• Problem to solve: Check every line of the material below for the string "System", and return the ones that have it.
───── Task material ─────
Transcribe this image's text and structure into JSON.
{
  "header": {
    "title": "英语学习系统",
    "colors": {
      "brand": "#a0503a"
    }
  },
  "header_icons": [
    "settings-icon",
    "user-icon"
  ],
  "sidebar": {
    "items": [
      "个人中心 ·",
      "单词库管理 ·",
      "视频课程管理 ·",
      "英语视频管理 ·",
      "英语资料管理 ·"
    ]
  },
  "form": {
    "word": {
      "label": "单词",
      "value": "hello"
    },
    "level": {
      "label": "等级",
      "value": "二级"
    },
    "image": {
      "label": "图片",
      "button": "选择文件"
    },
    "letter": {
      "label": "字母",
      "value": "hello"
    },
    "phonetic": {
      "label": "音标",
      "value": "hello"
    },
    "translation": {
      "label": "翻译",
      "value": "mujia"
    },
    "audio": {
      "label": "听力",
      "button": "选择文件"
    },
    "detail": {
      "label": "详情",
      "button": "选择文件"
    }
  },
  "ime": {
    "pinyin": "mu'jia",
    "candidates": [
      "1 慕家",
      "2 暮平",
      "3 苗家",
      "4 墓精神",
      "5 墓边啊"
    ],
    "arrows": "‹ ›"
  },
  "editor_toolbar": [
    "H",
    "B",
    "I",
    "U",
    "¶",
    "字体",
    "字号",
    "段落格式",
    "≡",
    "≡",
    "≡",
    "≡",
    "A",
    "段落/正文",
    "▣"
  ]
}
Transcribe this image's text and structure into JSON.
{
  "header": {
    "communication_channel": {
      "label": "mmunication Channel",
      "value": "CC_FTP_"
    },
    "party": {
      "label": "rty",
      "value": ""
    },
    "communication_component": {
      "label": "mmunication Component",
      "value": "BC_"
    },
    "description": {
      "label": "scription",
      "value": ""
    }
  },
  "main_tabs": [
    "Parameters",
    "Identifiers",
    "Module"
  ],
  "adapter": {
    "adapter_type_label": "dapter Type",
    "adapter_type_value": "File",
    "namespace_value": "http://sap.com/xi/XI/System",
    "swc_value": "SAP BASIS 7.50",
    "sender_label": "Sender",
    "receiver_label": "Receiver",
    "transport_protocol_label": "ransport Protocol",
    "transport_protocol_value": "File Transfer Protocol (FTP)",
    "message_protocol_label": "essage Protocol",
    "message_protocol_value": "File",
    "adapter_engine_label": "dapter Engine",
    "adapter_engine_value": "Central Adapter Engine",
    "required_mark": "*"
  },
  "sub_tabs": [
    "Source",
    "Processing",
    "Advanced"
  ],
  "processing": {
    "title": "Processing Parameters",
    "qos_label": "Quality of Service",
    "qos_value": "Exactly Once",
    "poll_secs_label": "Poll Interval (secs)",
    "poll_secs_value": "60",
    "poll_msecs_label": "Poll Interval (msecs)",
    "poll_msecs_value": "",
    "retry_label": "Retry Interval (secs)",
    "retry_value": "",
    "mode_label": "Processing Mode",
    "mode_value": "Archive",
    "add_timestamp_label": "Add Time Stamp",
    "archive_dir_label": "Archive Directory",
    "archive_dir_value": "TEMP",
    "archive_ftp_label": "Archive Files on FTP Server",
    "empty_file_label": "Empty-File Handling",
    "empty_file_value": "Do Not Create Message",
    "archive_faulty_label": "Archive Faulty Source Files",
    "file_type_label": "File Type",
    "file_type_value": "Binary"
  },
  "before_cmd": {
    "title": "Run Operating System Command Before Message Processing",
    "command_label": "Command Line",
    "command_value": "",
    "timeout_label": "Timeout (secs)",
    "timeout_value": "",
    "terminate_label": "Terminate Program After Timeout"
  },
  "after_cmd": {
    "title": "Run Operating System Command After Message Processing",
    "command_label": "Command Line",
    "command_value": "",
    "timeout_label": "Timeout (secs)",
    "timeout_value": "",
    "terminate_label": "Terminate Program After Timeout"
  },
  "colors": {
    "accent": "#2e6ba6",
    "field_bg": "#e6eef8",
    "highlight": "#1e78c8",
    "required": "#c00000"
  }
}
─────
• Answer area:
    "namespace_value": "http://sap.com/xi/XI/System",
    "title": "Run Operating System Command Before Message Processing",
    "title": "Run Operating System Command After Message Processing",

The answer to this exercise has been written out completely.